Then the Nets miraculously improved, with the help of Jason Kidd and Vince Carter, making it into the playoffs and even the NBA Finals. What do you do when a team improves? Move them again? Why not?! In 2012, the Nets moved back to New York. Or, for those of you that define themselves by their boroughs, Brooklyn.
Oklahoma City Thunder
I am not a Seattle Seahawks fan, but I am happy that their fans finally got the Lombardi Trophy to Seattle. Seattle sports fans have stuck by their teams with a rare, obsessive love that rivals Star Wars fanatics and Chuck Norris Facts-makers, and it’s nice to see them score once in a while.
So when the Seattle SuperSonics high-tailed it out of the Emerald City, the shockwave of surprise hit me hard, and I’m all the way across the country in New York.
The Sonics were formed in 1967, and called Seattle their home for 41 years, going to the NBA Finals three times and winning one of them. The Sonics were so popular that the world was introduced to the Space Needle due to their logo.
Then doomsday came. The team was sold to an Oklahoma City-based company in 2006 for $350 million, and the franchise was moved to Oklahoma City and changed their name to the Thunder after a lawsuit against the team by the city of Seattle was settled. The move not only took basketball away from Seattle, but all but forced Seattle fans to change over to their hated rivals, the Portland Trail Blazers. It’s hard to fault the team, considering they have had a ton of success since the move, except for the obvious ugly change of colors from green to brown. But come on guys — thunder moves at the speed of sound. The SuperSonics, by definition, move faster than that. Don’t hobble yourselves.
There was some potential for the Sacramento Kings to relocate to Seattle, but the move was struck down by the NBA, probably because they were tired of the Kings’ continental tour over the last half-century.

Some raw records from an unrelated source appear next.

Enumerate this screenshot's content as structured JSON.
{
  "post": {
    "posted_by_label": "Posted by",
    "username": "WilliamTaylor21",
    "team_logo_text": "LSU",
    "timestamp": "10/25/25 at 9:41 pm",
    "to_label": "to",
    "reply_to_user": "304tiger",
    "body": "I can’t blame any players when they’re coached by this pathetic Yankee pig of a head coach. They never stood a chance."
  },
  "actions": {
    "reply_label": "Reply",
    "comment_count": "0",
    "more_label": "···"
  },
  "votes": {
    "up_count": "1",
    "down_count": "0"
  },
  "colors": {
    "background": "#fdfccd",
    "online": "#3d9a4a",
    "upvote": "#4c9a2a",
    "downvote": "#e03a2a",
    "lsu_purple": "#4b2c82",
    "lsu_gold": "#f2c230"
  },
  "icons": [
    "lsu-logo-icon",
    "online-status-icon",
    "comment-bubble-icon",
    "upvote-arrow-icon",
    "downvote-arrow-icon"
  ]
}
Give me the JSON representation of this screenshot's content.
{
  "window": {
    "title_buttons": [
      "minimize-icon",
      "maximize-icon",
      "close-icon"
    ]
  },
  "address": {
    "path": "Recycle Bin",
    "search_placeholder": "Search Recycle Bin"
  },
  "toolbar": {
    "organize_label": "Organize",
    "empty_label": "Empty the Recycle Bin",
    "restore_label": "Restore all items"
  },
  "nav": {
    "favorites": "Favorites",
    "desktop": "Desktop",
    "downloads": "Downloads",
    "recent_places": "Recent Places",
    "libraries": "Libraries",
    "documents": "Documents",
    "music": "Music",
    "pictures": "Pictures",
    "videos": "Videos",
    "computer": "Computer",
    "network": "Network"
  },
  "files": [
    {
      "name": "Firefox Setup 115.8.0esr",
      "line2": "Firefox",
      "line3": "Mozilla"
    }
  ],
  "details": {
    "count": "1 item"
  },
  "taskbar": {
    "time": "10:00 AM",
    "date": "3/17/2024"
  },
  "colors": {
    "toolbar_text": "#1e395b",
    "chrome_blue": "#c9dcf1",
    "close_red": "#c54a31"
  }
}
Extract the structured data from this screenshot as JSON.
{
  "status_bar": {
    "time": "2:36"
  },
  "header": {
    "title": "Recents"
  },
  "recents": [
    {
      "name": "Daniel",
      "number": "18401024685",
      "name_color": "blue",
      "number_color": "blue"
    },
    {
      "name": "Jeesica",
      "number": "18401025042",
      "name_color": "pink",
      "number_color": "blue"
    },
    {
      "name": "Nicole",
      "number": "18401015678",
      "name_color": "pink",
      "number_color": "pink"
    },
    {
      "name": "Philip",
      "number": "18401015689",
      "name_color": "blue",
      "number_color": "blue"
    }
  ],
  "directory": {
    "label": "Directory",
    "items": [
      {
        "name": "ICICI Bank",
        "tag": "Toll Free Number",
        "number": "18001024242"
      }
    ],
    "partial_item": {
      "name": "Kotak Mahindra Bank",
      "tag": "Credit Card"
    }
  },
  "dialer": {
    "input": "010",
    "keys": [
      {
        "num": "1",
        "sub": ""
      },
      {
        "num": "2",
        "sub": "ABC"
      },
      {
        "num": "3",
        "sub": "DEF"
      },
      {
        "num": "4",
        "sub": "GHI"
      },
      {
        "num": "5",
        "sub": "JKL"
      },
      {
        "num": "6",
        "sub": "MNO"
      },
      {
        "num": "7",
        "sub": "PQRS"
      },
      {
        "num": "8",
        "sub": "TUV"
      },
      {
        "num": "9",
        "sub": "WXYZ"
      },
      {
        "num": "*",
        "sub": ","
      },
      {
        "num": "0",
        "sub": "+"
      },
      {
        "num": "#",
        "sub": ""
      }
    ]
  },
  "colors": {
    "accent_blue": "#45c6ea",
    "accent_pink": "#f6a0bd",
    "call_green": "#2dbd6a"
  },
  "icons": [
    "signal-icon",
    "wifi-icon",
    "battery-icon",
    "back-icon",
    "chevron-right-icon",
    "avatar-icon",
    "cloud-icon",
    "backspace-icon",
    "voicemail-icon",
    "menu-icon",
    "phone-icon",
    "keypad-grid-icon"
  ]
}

As a basketball fan, you have probably wondered why a team would be named “Jazz” when Utah is not known as a particularly jazzy state. The fact is that the Utah Jazz didn’t originate in Utah. This NBA team was born in New Orleans in 1974, which makes much more sense because NOLA is known for its music.
Unfortunately, the city wasn’t much known for its basketball fans, as the team was moved to Salt Lake City, Utah, after only five years due to financial issues. The franchise never won the NBA championship, but they did give us John Stockton and Karl Malone in their formidable years. Now the most news to come out of the Jazz was when Pelicans owner Tom Benson tried to coax the name back to New Orleans, and failed.
The patriotism of the Philadelphia 76ers’ name has always been around. The team just hasn’t always been called the 76ers, or lived around the Liberty Bell.
The 76ers were originally known as the Nationals, and hailed from Syracuse, New York, where they played at such ultra-American venues such as the Syracuse Armory Building, the State Fair Coliseum, and the Onondaga County War Memorial. They spent 17 years in Syracuse, and even won an NBA title.
Unfortunately for Syracuse, the team was sold to a group that wanted to bring an NBA team back to Philadelphia after the Warriors left. With a little money and a name change to the 76ers, the team made the move, and rotated venues in the City of Brotherly Love even more so than in Syracuse. At last count, the 76ers have called five arenas in Philadelphia home, with the Wells-Fargo Center lasting the longest… so far.
Patrick Emmel is a die-hard sports fan, but you won’t find him rifling through athletes’ garbage cans. Unless he’s “lost his wallet.” You can see more of his work at Sports Jeer, The Inept Owl, or heckle him on Twitter @Patrick_AE.